PROBLEM DESCRIPTION → What is the number of lines in the data below that contain "icon"? Answer with that number and no other words.

Website and app data records:
==================================================

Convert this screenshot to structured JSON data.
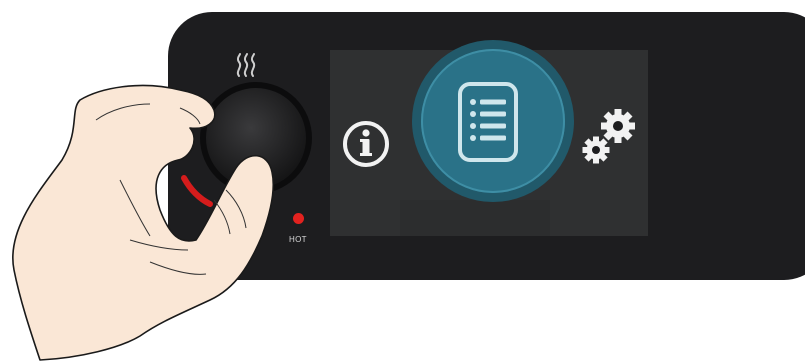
{
  "control_panel": {
    "hot_indicator_label": "HOT",
    "heat_icon": "heat-waves-icon",
    "knob": "rotary-knob",
    "menu": {
      "left_item": "info-icon",
      "selected_item": "list-menu-icon",
      "right_item": "settings-gears-icon"
    }
  },
  "colors": {
    "panel": "#1d1d1f",
    "screen": "#2f3031",
    "selection_highlight": "#2a7288",
    "hot_led": "#e3221f"
  }
}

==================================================

ANSWER FOR THIS EXERCISE → 4